It’s no secret the Chinese economy is struggling. After 15 months of expansion the PMI index for September showed a stalling Chinese economy. Still, Pro Farmer senior market analyst Rich Posson said he’s concerned the trade war will continue well into next year.
“The Chinese economy is on track to extend into [economic] contraction territory,” Posson told AgriTalk host Chip Flory. “Now China, in my opinion, was already starting to slow down. They are trying to convert their economy more towards a consumer sided economy instead of exports, so I think they knew there would be some slippage at times and things wouldn't work as well, so I'm not too sure they were concerned until now when we get the tariffs has added to that.”
According to Posson, Chinese and Americans alike are upset with their governments over the trade war.
“When you look inside of China, you don't see anything positive,” he said. “People can see that everything's costing them more now and they’re wondering where their exports going.”
When Will Things Turn Around?
The tariffs have put a lot of pressure on soybean prices. While analysts agree soybean prices will rally on the day the trade tensions with China are resolved, Posson is concerned about what happens after that.
“What's going to occur for the next 60-90 days after that [announcement]?” he questioned. “[There’s] a lot of soybeans in the world so I can't be an outrageously aggressive bull.
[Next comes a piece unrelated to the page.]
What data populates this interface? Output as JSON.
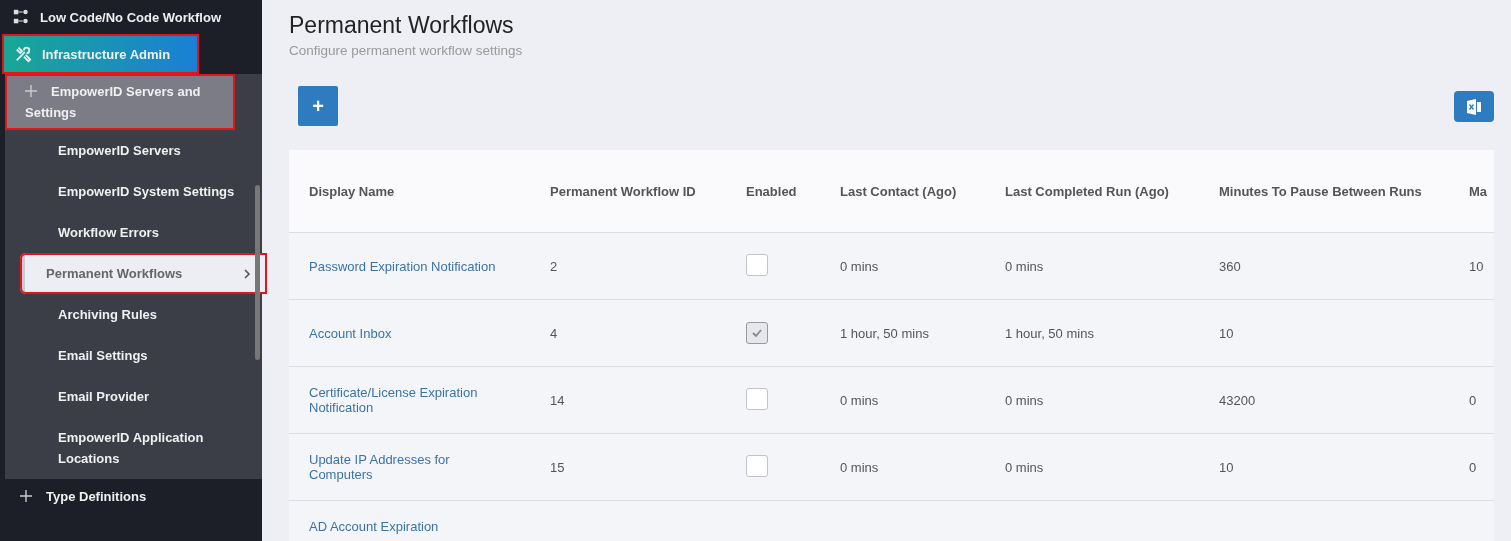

The problem is, when are we going to fix it? I'm concerned this crazy thing is going well into next year.”
Posson is hopeful China will back of on the soybean issues and focus on the rest of the issues between China and the U.S. but some issues will be trickier than others.
“When it comes down to intellectual property, my sources are telling me that's going to be the real stickler, that's what this battle is really about,” he said. “So maybe they back off on soybeans but could still continue tariffs and fighting arguing on everything else here.”